Task
Your task is to find every line of the listing that includes "this" and copy it.

Task data
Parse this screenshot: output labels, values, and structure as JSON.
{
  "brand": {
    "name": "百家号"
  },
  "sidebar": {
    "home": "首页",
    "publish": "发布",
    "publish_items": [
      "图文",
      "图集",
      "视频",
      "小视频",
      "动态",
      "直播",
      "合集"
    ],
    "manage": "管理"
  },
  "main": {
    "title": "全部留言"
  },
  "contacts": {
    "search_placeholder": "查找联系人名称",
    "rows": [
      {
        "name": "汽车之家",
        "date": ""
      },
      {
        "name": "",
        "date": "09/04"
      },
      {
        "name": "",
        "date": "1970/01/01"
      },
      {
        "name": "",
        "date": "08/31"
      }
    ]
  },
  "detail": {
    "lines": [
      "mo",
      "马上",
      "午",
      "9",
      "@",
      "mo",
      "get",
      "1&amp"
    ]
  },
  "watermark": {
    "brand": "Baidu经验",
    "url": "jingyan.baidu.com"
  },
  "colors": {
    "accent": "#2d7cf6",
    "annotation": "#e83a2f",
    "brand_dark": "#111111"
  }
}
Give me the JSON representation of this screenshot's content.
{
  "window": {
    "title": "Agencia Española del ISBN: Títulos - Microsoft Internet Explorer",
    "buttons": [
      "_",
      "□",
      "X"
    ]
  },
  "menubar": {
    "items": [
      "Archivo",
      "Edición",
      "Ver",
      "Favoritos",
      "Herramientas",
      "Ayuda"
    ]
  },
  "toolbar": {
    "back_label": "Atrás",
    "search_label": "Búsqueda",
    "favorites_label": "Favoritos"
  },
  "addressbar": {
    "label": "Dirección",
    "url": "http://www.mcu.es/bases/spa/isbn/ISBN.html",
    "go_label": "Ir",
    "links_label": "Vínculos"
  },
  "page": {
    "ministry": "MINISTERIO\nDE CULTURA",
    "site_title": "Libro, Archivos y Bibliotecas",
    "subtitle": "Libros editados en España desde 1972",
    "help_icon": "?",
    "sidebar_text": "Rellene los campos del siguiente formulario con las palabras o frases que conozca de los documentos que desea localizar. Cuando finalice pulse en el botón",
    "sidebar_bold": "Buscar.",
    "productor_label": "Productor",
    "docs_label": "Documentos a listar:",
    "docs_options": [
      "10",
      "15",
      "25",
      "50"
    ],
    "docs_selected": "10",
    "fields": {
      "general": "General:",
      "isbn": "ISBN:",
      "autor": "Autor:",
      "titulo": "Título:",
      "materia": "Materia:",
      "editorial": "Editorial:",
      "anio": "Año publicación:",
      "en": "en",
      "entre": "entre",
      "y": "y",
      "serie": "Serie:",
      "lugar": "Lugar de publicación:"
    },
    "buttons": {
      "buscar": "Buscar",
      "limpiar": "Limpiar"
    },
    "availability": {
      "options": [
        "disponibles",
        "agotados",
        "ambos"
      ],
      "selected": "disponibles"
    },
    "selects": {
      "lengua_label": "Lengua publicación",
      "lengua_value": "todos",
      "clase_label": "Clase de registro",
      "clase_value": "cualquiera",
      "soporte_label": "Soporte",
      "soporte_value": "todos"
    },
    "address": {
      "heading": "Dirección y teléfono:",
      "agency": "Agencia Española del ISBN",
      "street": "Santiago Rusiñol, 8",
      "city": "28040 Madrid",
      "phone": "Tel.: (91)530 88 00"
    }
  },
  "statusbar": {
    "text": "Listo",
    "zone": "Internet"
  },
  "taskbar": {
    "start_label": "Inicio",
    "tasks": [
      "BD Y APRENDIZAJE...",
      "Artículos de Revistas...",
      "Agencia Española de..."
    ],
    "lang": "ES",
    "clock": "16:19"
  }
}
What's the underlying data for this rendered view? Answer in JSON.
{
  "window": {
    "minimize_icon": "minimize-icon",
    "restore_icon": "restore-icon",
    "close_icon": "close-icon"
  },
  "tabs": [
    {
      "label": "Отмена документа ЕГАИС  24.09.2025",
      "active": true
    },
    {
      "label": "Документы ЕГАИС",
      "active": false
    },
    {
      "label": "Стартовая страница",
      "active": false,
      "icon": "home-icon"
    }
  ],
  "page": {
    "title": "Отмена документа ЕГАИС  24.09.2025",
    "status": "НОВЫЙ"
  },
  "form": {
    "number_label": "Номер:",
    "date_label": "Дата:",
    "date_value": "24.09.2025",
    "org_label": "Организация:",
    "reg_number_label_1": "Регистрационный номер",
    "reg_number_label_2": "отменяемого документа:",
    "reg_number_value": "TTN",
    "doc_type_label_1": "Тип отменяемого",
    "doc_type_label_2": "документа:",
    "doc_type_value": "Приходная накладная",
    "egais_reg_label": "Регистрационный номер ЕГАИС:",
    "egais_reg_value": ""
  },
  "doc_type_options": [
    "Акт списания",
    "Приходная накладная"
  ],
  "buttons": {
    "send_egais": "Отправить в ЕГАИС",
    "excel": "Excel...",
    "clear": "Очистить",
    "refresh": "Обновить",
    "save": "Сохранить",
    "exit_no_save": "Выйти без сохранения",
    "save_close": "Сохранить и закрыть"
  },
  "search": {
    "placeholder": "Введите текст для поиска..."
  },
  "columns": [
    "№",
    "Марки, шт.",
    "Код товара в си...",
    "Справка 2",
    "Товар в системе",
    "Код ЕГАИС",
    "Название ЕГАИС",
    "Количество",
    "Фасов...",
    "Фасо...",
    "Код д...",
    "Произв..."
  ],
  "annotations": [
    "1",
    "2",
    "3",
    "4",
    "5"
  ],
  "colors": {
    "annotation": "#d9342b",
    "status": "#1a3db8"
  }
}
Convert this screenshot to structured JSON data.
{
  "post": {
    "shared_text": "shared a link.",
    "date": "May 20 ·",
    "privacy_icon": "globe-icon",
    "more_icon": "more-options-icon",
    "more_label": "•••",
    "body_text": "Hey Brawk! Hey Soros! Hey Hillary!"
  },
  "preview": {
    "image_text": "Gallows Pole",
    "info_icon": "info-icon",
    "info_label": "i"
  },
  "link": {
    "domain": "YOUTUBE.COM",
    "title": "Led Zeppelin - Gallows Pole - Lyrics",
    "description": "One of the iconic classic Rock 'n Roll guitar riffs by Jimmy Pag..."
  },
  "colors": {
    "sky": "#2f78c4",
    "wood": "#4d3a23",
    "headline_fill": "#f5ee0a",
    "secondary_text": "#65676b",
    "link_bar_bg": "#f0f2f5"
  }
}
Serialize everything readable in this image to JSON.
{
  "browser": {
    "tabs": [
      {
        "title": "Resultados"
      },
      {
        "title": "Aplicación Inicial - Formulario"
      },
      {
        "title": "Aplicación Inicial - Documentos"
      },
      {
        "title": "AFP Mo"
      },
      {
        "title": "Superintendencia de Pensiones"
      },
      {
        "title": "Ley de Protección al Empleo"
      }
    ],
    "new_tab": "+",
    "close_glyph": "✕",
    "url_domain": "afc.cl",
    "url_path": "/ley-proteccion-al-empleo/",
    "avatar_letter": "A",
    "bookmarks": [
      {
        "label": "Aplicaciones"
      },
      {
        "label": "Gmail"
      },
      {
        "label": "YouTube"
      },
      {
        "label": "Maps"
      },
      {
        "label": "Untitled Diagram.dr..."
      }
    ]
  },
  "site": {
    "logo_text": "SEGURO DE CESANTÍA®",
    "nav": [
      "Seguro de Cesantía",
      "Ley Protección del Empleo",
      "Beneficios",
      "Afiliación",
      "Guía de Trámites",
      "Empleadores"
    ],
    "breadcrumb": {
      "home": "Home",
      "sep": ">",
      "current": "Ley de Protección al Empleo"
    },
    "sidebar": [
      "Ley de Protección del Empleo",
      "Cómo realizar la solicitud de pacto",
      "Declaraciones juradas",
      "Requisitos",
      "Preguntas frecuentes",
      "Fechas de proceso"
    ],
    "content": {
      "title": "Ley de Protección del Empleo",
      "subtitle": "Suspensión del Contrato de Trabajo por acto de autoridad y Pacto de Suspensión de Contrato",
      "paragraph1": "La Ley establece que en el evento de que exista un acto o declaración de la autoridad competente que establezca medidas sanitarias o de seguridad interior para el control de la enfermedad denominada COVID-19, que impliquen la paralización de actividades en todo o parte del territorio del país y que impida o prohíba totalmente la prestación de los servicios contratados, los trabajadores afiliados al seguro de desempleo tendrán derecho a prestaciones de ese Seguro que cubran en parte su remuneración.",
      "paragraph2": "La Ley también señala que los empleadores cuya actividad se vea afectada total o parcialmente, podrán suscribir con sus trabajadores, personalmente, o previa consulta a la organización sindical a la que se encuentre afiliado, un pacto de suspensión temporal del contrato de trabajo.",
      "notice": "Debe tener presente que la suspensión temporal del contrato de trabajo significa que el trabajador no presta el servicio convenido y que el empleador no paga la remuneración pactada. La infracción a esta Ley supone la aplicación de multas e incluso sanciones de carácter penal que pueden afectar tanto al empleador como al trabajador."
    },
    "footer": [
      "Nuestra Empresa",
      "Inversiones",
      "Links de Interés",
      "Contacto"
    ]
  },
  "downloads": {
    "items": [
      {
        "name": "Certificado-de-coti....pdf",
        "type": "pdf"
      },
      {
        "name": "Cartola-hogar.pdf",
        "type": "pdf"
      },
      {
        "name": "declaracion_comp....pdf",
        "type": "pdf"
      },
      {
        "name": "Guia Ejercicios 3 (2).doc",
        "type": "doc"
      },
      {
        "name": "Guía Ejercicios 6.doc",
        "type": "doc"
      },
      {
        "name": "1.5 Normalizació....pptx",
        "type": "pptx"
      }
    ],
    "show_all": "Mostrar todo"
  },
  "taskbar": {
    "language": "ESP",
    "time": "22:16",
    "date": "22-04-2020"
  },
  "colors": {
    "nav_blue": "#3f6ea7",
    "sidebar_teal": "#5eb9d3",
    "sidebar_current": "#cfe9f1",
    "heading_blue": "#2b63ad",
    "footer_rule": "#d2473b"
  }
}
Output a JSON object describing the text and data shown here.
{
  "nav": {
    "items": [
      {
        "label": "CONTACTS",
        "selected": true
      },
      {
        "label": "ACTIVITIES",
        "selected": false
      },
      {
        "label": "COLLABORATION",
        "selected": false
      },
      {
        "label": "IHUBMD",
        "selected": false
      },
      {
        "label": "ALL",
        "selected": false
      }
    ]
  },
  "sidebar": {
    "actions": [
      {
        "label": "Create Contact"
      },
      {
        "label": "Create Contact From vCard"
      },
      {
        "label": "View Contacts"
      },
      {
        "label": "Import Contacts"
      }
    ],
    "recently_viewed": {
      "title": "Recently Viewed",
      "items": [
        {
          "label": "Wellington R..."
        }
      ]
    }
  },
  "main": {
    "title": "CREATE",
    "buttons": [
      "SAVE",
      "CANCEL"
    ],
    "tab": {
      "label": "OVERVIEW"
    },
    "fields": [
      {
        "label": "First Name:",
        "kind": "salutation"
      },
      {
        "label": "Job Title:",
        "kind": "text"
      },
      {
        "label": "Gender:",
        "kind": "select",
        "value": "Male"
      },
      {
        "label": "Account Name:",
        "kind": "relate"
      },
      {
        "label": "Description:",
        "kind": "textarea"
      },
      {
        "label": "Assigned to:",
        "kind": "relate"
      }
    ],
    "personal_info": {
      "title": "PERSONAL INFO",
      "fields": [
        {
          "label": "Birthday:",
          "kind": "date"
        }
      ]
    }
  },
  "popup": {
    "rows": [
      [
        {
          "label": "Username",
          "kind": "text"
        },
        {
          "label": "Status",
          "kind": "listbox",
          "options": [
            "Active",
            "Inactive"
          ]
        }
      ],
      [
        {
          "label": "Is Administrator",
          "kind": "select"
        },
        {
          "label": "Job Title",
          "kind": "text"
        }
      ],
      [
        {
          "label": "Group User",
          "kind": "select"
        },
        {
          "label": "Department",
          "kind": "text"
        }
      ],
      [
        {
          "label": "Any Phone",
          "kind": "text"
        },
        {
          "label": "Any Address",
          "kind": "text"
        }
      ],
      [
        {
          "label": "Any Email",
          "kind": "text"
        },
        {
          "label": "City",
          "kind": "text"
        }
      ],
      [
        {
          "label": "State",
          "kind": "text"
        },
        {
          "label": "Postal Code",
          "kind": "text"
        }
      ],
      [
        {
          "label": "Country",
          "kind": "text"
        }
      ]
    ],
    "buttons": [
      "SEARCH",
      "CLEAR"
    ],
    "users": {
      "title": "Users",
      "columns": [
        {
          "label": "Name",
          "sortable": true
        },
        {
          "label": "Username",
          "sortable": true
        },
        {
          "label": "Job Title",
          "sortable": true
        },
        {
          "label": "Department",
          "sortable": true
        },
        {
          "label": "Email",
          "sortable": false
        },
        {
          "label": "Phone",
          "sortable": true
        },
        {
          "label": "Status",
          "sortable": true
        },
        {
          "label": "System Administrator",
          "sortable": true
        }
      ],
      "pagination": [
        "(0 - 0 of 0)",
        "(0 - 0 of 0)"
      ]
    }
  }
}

Task result
Parse this screenshot: output labels, values, and structure as JSON.
Give me the JSON representation of this screenshot's content.
What's the underlying data for this rendered view? Answer in JSON.
Convert this screenshot to structured JSON data.
Serialize everything readable in this image to JSON.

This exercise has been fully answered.